* **Action item**: Wherever the word "progress" occurs in the listing below, copy that whole line.

* **Data provided**:
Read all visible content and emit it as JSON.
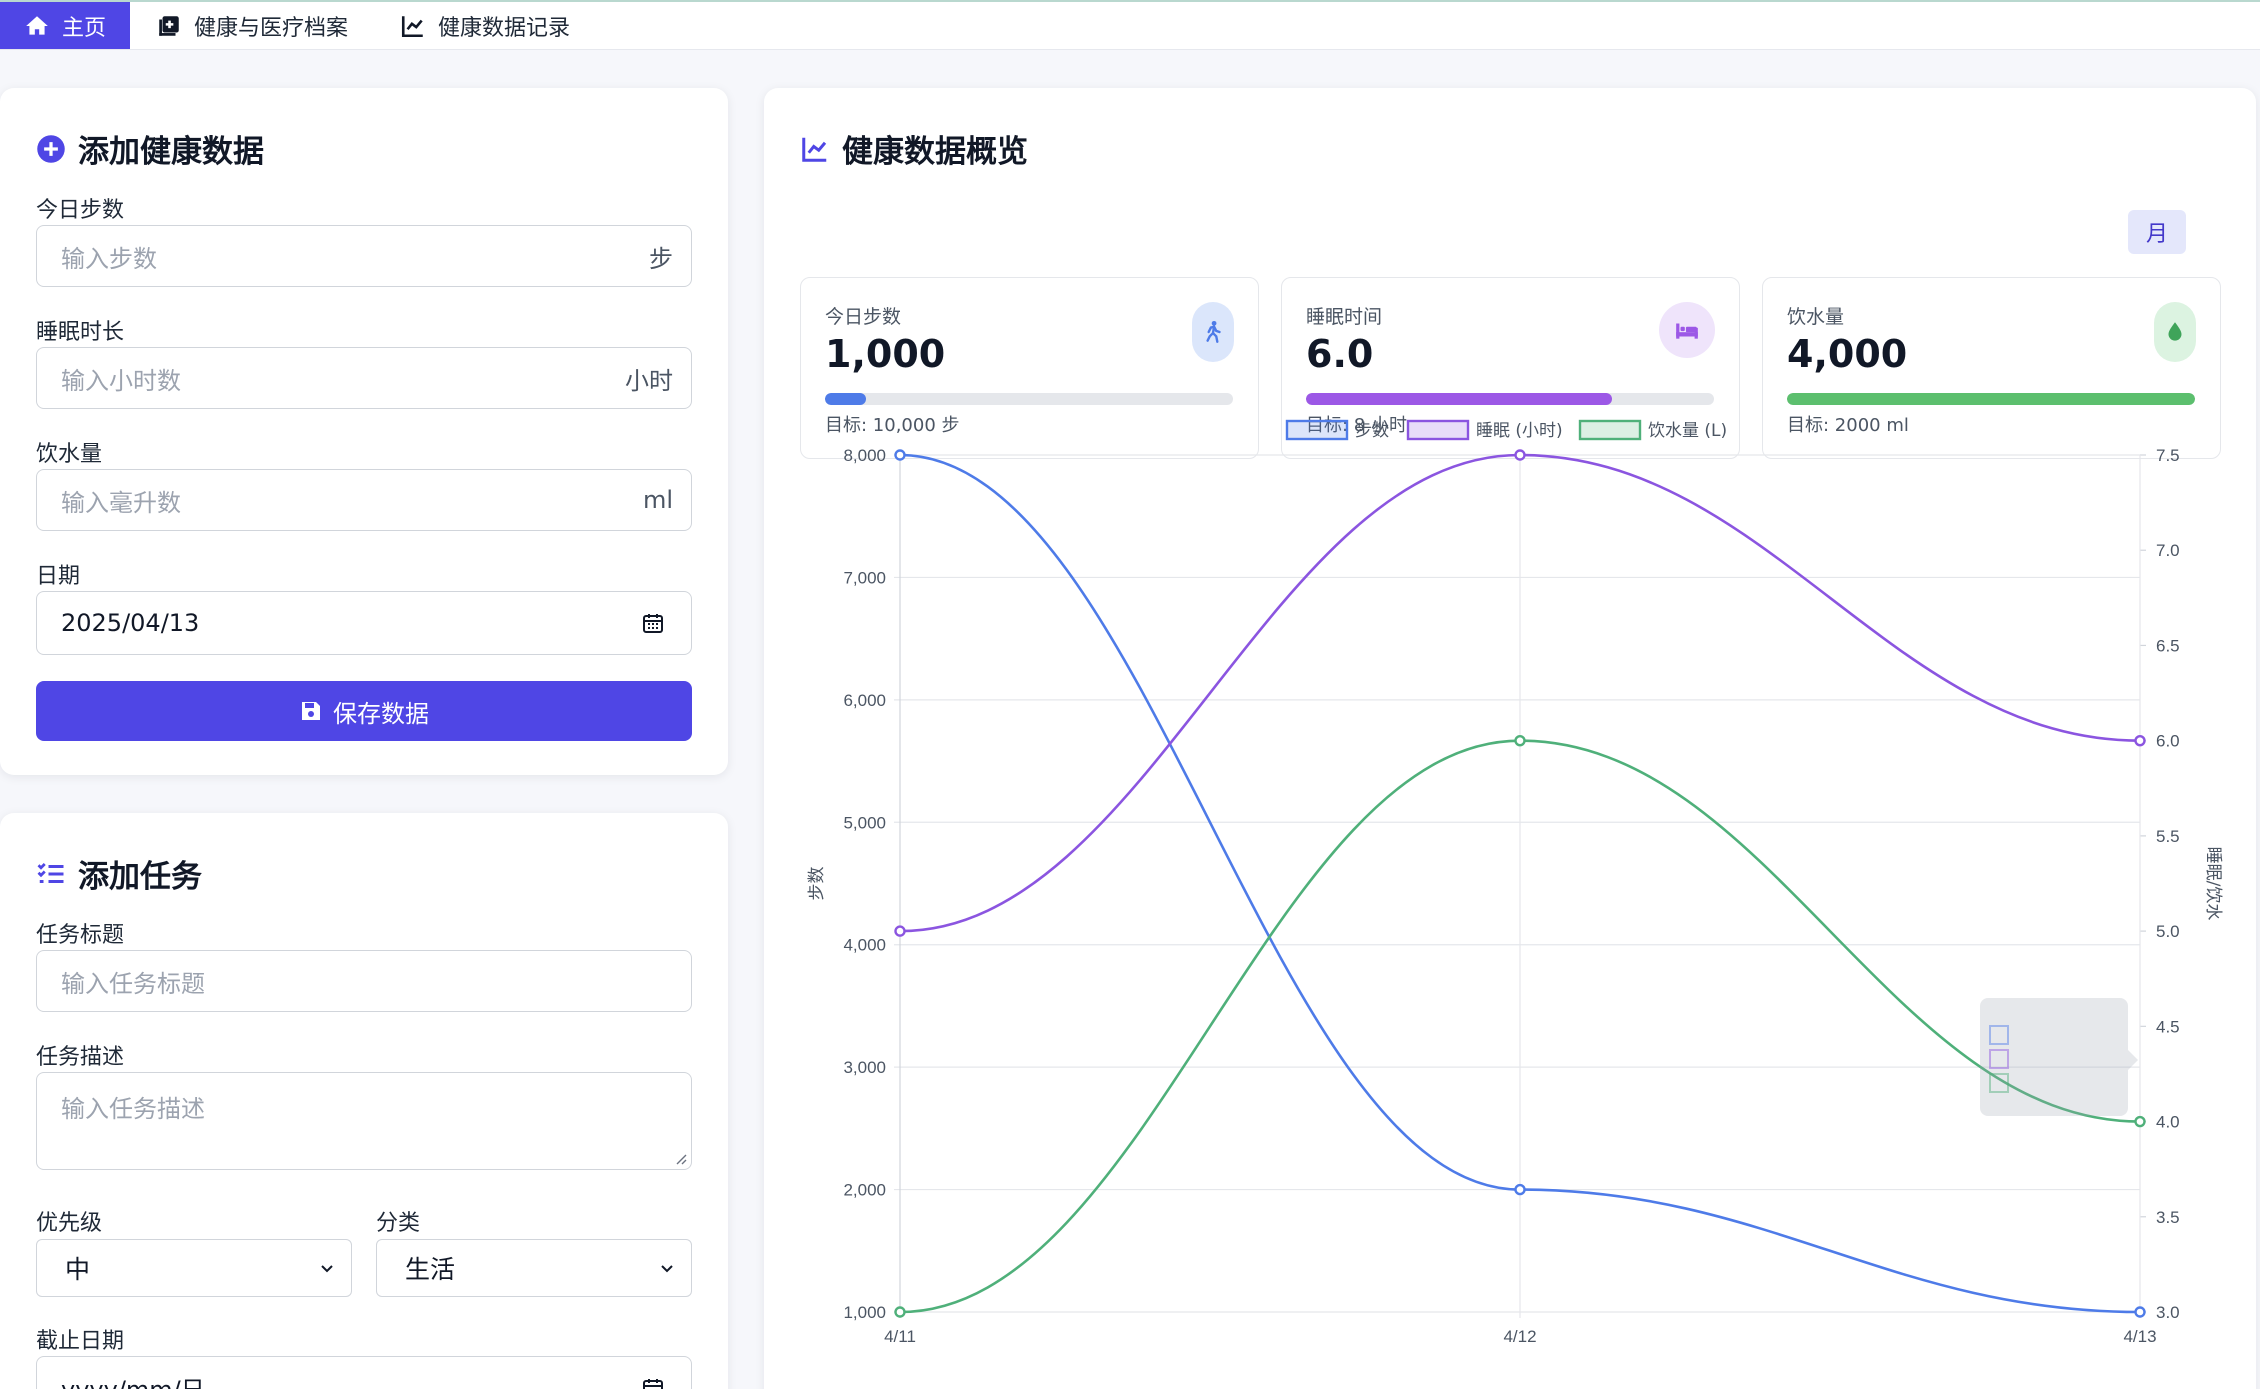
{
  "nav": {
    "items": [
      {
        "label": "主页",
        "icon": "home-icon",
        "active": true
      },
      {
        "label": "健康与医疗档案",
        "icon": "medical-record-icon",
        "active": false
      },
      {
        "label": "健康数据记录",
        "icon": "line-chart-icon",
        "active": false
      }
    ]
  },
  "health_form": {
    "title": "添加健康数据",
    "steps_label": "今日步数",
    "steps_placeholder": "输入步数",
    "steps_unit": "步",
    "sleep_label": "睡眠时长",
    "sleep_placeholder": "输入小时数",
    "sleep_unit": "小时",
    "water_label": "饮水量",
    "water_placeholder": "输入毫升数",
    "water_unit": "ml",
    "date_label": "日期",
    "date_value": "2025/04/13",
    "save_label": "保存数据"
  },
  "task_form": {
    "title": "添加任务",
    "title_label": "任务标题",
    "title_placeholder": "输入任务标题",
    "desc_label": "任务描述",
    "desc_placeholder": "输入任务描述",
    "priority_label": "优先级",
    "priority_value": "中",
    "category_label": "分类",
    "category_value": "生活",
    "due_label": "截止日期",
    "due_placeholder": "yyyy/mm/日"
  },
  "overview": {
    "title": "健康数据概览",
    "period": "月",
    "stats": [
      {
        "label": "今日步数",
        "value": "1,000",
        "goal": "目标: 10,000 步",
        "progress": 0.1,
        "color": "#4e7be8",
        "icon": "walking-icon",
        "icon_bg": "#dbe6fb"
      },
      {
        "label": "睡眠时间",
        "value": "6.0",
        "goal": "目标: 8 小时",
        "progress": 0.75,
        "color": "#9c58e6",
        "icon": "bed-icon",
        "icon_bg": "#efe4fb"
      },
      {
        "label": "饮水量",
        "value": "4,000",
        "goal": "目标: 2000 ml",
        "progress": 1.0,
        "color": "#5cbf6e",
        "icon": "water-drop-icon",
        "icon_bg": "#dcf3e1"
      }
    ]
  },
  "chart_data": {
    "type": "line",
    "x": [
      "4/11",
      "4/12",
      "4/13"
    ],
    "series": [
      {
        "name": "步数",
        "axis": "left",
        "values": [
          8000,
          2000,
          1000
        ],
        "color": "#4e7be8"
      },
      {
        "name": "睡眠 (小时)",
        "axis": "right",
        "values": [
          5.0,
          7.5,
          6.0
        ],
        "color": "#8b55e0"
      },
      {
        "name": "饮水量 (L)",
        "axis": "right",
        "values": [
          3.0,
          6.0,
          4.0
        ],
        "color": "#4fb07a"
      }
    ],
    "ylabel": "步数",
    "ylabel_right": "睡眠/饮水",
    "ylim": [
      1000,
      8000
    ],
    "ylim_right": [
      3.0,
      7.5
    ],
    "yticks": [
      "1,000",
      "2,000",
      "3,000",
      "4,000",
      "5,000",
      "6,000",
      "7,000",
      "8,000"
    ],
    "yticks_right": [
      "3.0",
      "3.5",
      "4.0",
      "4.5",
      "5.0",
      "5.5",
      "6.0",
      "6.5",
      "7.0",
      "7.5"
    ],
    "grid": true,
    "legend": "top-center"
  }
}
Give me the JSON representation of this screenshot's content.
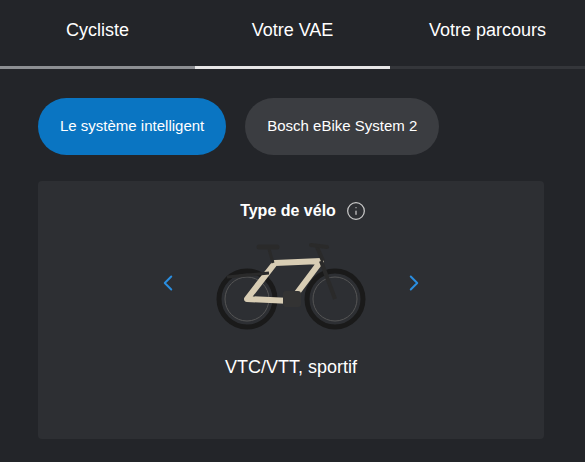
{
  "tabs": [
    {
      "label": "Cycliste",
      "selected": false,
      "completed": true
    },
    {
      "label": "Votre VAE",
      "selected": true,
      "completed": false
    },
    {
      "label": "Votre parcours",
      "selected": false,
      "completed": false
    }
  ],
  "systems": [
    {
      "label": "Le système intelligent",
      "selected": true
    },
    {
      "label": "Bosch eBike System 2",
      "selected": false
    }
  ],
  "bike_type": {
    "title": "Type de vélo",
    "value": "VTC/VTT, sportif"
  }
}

* **Answer space**:
        "progress": 0.1,
        "progress": 0.75,
        "progress": 1.0,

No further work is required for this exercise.